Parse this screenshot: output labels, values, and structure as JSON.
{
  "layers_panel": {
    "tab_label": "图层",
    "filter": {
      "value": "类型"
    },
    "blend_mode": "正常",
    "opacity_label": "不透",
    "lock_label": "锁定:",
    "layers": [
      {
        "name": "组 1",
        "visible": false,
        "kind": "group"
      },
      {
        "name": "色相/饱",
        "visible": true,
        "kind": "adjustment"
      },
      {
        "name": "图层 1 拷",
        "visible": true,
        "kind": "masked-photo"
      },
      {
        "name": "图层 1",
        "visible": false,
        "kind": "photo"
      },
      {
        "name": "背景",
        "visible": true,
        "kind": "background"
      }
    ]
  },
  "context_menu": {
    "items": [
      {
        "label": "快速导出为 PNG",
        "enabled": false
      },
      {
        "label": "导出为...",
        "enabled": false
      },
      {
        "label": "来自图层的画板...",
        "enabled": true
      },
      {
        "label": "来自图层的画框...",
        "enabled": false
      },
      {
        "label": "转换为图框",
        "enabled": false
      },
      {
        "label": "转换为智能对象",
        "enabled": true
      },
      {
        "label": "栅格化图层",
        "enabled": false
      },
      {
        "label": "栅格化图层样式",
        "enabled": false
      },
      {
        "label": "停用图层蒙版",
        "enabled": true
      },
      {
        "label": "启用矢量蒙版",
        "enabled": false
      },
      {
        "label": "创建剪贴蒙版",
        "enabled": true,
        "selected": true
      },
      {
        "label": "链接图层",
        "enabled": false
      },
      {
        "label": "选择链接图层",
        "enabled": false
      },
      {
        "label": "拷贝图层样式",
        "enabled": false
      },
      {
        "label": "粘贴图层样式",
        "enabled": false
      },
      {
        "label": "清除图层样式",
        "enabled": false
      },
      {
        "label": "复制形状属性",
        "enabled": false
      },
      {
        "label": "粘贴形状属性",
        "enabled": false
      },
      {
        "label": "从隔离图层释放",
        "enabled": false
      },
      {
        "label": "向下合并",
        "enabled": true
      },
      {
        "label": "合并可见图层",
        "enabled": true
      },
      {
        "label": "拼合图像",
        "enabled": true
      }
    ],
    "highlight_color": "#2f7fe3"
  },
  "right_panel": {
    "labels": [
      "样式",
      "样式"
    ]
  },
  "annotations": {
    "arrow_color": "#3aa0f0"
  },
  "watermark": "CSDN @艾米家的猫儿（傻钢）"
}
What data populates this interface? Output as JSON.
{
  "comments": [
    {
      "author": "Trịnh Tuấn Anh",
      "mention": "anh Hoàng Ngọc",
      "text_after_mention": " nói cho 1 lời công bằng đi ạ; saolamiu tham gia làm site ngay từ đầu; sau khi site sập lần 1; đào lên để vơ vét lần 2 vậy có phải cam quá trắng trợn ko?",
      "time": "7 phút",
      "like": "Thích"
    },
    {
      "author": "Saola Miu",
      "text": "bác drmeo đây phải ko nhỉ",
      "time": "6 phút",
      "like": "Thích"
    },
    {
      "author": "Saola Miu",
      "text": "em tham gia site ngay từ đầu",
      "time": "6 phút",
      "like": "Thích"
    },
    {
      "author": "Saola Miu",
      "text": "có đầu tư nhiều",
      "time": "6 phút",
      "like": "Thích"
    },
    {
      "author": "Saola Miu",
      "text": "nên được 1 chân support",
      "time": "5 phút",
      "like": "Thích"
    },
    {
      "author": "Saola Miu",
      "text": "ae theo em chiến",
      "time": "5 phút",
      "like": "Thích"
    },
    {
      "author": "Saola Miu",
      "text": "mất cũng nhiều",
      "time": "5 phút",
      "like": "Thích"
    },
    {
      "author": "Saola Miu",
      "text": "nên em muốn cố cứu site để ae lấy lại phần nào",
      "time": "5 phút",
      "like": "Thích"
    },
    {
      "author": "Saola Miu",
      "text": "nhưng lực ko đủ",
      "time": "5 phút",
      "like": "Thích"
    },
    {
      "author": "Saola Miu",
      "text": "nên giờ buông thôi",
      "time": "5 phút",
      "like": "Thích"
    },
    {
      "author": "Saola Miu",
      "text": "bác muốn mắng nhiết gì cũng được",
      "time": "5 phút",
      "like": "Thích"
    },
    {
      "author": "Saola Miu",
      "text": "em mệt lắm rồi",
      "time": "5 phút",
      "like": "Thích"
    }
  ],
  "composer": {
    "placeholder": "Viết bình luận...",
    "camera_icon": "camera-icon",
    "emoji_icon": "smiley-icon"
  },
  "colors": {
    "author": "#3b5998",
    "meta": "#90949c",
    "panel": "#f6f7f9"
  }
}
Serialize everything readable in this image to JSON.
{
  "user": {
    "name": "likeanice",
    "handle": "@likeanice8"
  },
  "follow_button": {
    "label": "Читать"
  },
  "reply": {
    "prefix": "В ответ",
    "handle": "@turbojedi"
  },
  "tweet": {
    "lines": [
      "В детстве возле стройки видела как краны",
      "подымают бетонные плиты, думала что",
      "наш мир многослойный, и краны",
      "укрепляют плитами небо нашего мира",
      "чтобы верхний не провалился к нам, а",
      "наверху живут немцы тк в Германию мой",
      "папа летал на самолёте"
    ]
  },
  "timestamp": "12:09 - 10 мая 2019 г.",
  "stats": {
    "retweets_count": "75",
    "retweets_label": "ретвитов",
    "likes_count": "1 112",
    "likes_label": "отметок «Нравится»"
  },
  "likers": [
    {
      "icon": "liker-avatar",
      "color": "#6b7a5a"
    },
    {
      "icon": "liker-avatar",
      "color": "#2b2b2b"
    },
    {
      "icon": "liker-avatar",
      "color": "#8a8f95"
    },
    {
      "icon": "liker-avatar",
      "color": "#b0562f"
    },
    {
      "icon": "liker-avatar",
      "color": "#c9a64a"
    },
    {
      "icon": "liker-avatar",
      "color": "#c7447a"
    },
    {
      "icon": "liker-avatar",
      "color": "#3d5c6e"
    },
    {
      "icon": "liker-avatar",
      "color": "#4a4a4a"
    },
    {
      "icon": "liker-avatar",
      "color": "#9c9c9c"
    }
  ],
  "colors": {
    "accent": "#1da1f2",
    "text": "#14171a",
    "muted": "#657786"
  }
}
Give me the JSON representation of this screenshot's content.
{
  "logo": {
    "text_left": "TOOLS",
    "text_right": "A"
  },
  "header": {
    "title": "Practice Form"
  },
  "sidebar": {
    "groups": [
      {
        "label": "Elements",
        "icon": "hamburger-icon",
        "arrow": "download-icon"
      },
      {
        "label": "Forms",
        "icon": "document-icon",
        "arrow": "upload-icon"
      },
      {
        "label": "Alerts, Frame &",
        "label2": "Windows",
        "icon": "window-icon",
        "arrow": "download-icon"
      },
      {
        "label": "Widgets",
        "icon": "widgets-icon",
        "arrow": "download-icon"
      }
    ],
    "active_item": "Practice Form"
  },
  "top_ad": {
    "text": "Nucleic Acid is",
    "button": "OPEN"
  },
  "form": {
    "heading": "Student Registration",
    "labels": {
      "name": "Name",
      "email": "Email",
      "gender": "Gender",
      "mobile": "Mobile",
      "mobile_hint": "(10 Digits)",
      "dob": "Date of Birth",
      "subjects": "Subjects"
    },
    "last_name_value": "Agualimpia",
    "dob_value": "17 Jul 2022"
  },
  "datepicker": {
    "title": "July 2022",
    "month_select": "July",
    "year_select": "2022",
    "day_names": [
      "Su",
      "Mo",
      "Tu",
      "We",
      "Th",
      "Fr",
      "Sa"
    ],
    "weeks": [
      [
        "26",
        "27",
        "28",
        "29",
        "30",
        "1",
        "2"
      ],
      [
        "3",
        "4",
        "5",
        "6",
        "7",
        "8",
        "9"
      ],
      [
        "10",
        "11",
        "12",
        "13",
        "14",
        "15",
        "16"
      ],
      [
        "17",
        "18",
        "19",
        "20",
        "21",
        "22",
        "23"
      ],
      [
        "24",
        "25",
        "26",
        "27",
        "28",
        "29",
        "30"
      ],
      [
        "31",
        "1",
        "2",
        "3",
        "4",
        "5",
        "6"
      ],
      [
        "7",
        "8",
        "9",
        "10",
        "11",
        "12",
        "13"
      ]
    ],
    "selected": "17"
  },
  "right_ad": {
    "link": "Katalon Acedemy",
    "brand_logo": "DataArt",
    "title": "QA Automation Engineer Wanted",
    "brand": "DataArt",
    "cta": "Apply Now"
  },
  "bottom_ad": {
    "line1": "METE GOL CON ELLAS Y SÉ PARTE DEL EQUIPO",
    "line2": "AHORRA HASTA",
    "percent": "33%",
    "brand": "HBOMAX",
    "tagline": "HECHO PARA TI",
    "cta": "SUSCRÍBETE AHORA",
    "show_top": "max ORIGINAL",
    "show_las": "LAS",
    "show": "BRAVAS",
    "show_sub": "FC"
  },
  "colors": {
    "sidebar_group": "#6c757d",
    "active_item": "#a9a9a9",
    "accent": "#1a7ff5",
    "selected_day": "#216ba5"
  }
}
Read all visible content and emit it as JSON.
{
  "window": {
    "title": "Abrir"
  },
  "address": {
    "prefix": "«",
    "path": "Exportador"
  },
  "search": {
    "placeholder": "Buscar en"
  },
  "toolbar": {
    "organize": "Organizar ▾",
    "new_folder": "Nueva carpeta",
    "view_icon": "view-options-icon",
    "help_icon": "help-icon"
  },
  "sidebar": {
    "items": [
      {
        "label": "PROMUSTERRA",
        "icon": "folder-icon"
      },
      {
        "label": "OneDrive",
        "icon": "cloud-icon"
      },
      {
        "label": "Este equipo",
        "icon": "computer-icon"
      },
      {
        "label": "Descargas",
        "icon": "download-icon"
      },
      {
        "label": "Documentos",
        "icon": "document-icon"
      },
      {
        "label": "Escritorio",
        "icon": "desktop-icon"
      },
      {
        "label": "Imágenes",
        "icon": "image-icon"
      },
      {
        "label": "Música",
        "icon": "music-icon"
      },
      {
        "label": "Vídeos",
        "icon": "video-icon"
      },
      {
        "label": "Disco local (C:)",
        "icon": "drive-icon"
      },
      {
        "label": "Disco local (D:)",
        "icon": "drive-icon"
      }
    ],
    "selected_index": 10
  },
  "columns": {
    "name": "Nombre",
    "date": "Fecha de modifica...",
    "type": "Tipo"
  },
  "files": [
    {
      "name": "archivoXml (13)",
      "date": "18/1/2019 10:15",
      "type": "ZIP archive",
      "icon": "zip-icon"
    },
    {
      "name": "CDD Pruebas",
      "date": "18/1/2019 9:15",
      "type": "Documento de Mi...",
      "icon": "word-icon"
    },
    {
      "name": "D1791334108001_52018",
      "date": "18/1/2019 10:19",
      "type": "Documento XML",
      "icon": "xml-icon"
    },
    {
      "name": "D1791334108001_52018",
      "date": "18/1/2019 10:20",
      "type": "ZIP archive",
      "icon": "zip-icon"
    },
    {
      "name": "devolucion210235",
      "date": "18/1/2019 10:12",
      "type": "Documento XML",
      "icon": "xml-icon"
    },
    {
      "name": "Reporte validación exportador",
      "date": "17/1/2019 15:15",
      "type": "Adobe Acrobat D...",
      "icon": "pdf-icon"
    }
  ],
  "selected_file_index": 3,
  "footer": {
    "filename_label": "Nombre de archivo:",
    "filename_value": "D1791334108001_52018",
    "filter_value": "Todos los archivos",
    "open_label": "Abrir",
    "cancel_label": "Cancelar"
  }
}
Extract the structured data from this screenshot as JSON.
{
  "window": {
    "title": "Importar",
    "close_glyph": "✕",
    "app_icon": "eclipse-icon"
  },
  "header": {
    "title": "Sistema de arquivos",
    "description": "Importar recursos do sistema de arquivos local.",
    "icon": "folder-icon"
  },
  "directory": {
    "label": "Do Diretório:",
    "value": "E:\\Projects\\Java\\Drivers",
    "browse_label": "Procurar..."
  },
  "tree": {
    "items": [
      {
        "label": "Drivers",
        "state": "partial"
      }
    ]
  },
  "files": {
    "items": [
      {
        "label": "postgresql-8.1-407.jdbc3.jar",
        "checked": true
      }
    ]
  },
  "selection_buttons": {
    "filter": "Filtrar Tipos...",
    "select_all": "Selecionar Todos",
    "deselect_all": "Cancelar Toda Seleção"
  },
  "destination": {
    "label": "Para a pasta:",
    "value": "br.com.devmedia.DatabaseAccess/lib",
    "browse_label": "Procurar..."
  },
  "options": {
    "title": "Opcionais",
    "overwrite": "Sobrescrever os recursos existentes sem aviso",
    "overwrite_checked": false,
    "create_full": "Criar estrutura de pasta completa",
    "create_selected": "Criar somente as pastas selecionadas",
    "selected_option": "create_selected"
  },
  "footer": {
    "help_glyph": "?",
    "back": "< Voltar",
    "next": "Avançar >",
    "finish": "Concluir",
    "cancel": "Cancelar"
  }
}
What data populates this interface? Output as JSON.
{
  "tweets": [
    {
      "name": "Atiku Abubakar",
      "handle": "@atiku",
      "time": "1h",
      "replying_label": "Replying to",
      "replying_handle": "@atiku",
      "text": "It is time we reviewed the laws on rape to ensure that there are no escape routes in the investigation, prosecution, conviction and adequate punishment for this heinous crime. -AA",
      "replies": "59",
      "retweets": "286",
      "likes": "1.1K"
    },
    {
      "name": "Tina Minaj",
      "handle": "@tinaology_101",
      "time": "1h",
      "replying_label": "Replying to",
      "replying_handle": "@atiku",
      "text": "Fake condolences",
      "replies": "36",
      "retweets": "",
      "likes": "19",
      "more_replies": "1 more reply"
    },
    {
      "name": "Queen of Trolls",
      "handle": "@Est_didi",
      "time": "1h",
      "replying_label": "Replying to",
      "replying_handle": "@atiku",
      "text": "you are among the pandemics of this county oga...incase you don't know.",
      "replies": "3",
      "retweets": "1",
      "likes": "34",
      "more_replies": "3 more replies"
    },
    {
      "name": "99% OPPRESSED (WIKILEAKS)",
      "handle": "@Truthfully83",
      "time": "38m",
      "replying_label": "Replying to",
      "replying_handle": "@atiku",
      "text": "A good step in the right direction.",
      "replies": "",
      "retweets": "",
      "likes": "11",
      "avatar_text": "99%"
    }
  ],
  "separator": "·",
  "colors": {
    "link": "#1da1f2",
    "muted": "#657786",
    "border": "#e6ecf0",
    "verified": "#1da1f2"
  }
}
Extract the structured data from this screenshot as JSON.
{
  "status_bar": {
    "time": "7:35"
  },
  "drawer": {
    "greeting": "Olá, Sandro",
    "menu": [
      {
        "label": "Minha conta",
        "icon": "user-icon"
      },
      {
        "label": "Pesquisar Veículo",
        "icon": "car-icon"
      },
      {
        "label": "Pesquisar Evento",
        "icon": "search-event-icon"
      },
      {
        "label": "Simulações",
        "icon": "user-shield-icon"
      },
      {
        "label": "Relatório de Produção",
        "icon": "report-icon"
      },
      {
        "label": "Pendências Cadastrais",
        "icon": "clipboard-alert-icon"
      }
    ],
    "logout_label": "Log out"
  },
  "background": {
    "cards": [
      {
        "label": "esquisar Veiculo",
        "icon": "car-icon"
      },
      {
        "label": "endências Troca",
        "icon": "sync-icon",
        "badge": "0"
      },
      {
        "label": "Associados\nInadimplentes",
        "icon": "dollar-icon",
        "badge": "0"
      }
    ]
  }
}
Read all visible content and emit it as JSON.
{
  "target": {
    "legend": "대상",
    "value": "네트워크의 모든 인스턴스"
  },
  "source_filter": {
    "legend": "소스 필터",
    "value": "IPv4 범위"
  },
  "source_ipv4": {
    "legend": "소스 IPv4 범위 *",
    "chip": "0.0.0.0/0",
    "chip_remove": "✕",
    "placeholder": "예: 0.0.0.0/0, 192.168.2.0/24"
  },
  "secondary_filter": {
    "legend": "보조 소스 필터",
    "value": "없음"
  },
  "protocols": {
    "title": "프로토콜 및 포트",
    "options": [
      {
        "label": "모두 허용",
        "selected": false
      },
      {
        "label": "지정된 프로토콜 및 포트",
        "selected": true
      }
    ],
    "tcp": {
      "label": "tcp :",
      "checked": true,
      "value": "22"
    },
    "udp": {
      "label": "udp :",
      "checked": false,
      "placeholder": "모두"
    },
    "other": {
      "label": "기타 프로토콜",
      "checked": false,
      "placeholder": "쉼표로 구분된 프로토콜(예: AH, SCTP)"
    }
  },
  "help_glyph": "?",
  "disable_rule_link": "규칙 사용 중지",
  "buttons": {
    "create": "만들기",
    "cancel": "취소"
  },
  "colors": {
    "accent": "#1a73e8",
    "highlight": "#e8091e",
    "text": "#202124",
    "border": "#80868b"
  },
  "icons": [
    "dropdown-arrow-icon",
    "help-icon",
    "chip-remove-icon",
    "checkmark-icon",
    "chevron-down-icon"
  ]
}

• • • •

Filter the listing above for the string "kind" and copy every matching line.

ANSWER BOX -
        "kind": "group"
        "kind": "adjustment"
        "kind": "masked-photo"
        "kind": "photo"
        "kind": "background"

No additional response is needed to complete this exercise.